she was fired by WPI in September of 2011 and later arrested, jailed,
and charged with illegally taking data and related property from WPI.
(The criminal charges, which came on top of a civil suit by WPI, were
dropped in June.) Antibody testing for Mikovits's share of the study
was done at Ruscetti's lab and PCR tests at Hanson's lab.
None of the groups found any trace of XMRV or MLVs whatsoever—neither
in patients nor controls. Mikovits and Ruscetti did find that about 6%
of patients and controls had antibodies that reacted to XMRV—a result
that they chalk up to aspecific binding instead of XMRV infection.
As to XMRV, "it's simply not there," Mikovits said at a press
conference this morning to announce the results of the new study. No
previous study had tried to replicate her findings using her exact
methods, Mikovits says. "I'm forever grateful to Ian Lipkin for making
it possible to participate," she says. Lipkin says he is "proud" of
Mikovits for accepting the outcome and asked the audience at the press
conference to give her a round of applause.
The outcome isn't surprising, says Vinay Pathak of the National Cancer
Institute, one of the authors of a key study last year that showed
XMRV was accidentally created in the lab.

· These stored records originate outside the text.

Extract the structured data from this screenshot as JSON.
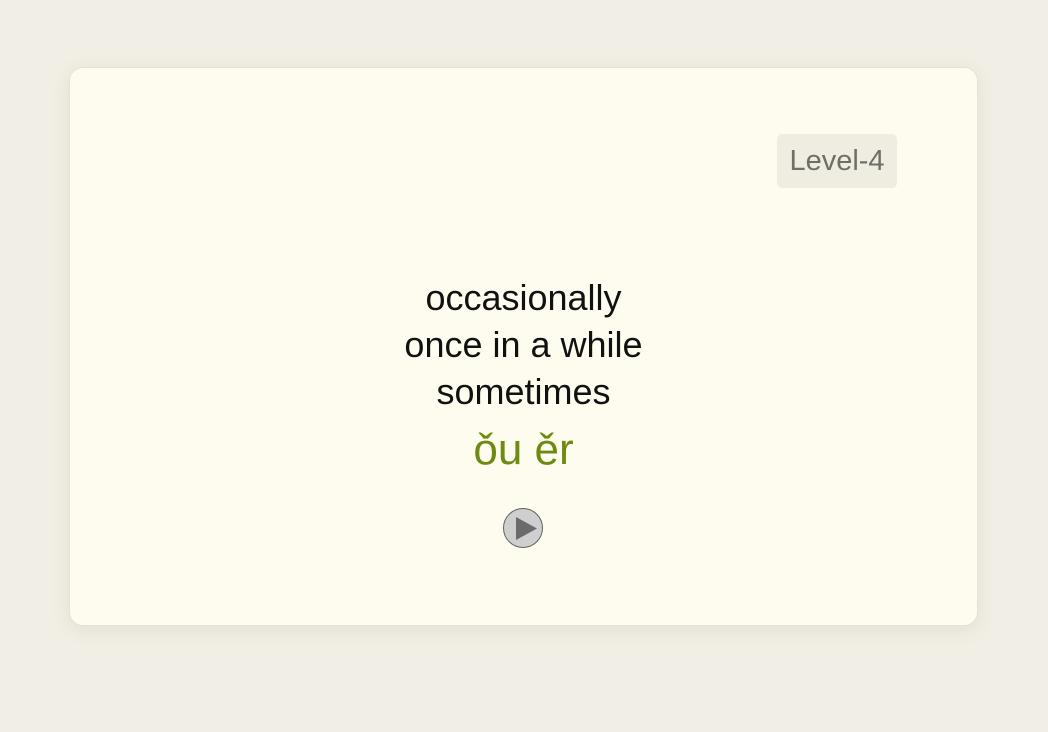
{
  "card": {
    "level": "Level-4",
    "meanings": [
      "occasionally",
      "once in a while",
      "sometimes"
    ],
    "pinyin": "ǒu ěr",
    "play_icon": "play-icon"
  },
  "colors": {
    "background": "#f1efe5",
    "card": "#fefcef",
    "pinyin": "#6e8a10",
    "badge_bg": "#efede1",
    "badge_text": "#6f6f6a"
  }
}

Still, Pathak says, Lipkin's
study is a "model" for how similar disputes can be resolved in the
future. Kim McCleary, the head of the CFIDS Association of America, a
CFS advocacy group, hopes the study will finally bring closure to the
debate about XMRV.
Samples gathered for the new study will also be available for other
researchers, which is a "silver lining for an ultimately disappointing
outcome," McCleary says. "We hope that people from all over the world
will use these samples," Lipkin said this morning.